No spectacular eruptions during the transition to blue hour.
Sony A7R2, Sony 85mm f/1.8, f/3.5, 4s, ISO 200
Another lucky guy enjoying the smoking volcano.
Sony A7R2, Sony Zeiss 16-35 f/4, f/5.6, 1/15s, ISO 250
Pure darkness during the night made for difficult shooting conditions because of high contrast.
Sony A7R2, Sony 85mm f/1.8, f/2, 4s, ISO 3200
This is an example of the big contrast between bright lava and the night. It’s extremely difficult to shoot in a single exposure. The lava is overexposed here while the rest is very dark. For good close up shots with the milky way, I had to wait for the beginning of morning blue hour and hope for a good eruption.
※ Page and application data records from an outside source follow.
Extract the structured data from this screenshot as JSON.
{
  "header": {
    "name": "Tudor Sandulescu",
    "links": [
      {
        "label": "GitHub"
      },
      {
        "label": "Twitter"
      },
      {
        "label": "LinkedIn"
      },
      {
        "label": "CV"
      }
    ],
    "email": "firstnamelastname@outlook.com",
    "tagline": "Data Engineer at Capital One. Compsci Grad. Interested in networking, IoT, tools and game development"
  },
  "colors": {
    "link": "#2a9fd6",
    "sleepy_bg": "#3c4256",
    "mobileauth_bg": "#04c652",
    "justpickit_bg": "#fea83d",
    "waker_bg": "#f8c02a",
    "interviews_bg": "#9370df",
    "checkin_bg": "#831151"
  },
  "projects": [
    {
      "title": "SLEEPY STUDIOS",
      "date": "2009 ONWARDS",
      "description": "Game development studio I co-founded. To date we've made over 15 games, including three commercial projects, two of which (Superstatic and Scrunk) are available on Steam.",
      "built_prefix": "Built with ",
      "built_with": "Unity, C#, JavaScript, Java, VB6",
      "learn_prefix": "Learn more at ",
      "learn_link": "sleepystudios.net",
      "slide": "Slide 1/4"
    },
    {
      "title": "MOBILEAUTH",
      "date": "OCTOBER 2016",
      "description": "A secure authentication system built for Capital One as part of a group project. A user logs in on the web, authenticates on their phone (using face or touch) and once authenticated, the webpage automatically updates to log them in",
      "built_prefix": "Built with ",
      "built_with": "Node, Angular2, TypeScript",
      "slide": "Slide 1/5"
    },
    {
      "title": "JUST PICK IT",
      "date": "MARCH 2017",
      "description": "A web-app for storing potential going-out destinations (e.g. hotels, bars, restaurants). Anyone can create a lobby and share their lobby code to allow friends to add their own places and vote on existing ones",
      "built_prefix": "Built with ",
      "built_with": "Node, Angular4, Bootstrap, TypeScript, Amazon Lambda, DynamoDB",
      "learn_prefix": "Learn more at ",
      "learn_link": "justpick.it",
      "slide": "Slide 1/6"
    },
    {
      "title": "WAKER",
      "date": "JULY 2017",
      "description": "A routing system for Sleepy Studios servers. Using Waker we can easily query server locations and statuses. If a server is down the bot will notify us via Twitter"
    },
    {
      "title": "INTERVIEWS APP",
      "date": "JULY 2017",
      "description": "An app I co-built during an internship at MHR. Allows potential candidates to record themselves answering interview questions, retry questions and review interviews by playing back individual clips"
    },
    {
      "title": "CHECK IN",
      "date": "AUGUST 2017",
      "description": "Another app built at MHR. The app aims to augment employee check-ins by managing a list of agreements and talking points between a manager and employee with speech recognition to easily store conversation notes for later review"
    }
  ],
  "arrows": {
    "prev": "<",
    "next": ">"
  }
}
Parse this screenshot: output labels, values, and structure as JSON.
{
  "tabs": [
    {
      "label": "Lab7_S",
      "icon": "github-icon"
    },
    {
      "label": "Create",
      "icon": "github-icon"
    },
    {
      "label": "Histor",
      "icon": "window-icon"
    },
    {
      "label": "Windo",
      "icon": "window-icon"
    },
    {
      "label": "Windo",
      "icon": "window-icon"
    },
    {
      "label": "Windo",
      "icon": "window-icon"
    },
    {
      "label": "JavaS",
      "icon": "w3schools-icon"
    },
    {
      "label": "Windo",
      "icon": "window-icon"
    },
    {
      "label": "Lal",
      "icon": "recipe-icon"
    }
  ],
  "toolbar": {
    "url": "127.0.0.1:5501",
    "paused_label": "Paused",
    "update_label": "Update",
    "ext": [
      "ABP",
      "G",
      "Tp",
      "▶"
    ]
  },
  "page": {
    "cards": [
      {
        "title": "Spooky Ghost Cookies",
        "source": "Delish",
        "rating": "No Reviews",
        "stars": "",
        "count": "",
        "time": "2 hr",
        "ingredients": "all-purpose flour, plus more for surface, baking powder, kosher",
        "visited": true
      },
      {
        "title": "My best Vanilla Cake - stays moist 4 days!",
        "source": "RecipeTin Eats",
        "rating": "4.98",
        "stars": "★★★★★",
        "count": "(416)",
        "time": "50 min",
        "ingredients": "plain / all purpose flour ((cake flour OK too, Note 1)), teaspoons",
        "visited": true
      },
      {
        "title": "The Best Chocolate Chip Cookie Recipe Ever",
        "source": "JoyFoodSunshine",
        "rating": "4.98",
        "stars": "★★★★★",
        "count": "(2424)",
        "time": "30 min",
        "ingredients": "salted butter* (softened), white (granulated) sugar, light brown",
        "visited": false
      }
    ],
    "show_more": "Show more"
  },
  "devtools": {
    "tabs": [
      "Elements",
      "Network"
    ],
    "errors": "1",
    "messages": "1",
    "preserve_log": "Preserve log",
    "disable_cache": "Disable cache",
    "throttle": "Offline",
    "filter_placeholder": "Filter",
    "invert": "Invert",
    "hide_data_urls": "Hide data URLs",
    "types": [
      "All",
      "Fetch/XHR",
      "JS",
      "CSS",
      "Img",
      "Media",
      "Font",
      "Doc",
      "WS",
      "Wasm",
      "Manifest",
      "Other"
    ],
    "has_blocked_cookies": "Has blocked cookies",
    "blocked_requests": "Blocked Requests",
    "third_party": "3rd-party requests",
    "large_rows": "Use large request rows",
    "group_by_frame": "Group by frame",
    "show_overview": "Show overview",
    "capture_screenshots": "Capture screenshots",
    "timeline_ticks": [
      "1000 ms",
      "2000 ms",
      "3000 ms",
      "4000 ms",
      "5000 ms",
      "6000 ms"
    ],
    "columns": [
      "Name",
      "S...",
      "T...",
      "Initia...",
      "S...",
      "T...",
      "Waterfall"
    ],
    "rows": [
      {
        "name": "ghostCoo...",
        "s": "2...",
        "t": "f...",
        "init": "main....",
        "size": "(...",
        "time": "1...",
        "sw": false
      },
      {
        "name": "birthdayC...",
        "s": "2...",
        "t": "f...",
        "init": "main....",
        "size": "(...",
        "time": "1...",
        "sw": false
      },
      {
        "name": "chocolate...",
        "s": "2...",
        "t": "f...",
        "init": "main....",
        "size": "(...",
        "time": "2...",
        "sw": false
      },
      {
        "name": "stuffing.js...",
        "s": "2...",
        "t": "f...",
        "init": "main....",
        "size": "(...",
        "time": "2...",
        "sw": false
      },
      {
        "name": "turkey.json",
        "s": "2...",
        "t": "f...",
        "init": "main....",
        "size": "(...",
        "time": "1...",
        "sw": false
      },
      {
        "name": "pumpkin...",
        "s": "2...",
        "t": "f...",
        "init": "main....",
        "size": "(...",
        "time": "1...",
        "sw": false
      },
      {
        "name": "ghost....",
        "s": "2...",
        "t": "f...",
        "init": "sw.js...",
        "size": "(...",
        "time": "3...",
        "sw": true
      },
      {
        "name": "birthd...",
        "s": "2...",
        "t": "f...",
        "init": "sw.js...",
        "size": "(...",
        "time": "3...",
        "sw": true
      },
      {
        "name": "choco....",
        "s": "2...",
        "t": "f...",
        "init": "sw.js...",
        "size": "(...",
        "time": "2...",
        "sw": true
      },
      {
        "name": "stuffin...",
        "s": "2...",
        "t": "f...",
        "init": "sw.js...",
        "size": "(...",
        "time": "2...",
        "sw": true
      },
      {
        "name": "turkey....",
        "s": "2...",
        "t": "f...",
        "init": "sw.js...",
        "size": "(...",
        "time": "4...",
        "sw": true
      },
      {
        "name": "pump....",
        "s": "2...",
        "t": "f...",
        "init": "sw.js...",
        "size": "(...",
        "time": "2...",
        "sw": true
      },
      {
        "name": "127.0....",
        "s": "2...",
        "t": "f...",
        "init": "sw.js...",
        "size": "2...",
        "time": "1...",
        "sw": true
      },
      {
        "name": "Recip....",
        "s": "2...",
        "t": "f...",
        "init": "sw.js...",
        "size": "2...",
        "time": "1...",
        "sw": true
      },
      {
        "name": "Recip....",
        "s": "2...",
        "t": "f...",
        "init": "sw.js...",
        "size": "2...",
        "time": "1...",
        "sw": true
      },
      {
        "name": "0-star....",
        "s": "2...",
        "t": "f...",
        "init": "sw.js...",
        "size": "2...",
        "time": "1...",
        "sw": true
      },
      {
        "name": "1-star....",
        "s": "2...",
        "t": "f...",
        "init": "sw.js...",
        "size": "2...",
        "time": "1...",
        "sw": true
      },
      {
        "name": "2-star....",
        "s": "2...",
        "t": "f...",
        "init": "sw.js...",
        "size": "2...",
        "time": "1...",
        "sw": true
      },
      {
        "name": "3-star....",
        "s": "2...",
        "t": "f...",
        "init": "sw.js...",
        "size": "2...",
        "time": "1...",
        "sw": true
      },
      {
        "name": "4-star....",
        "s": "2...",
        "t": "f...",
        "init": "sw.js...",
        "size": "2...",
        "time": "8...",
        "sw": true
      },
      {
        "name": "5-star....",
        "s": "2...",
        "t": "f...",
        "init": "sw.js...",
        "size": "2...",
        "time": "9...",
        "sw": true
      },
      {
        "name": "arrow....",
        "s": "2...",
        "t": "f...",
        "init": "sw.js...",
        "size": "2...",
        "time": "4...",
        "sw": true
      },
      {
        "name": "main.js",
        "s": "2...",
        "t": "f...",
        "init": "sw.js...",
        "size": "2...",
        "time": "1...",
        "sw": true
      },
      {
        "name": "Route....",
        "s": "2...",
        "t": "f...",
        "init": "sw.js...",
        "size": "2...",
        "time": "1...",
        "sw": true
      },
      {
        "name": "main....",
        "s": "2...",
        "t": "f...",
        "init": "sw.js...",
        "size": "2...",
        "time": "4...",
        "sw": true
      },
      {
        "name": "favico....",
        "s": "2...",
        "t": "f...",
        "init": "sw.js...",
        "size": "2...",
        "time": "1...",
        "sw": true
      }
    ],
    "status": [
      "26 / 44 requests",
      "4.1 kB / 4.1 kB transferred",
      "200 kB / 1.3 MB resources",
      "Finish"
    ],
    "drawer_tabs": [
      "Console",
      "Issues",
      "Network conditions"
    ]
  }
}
During that time, part of the milky way would line up with the volcano as well.
Early night panorama of the view from my tent, taken at around 9 PM
Sony A7R2, Samyang 14mm f/2.8, wide open at f/2.8, 25s, ISO 6400, panorama of multiple images
The night view was nothing short of spectacular. Seeing the Fuego erupt under thousands of stars is unbelievable. This is a panoramic shot from the view I had in front of my tent. The volcano on the left is a sleeping volcano called Agua. Funny how they called them right? Aqua, water. Fuego, fire. In between are little towns, one of them being Antigua where I was staying. Its interesting to see these towns do not cause that much light pollution into the sky. There’s some kind of haze layer blocking all the light pollution causing us to see a beautiful starry sky. I knew the best part of the milky way would align with the valley in early morning, but I already found this view amazing.
I kept shooting for a while until I decided to get some sleep in my tent. I think it was around 10 PM While it was around 30 degrees in Antigua during the day, up around 3500m it was below zero degrees Celsius. Even though I was prepared it was still extremely cold. I didn’t get too much sleep as the volcano kept erupting causing loud explosions every time. I woke up around 2 AM for more shooting. As planned, the milky way stretched over the valley
Panorama of the valley with the milky way stretching over it and an erupting Fuego.
Sony A7R2, Samyang 14mm f/2.8, wide open at f/2.8, 25s, ISO 4000, panorama of multiple images
Although all of this was amazing, I wouldn’t be me if I still wasn’t 100% satisfied. As I mentioned before, I wanted a close up of the erupting volcano with the milky way. I knew it could be done that morning. I put camera in position for the early blue hour when the milky way would still be visible. At that time, a very faint moon was also up in the sky giving me some extra light. I set everything up and waited for the right moment. I just needed that right eruption.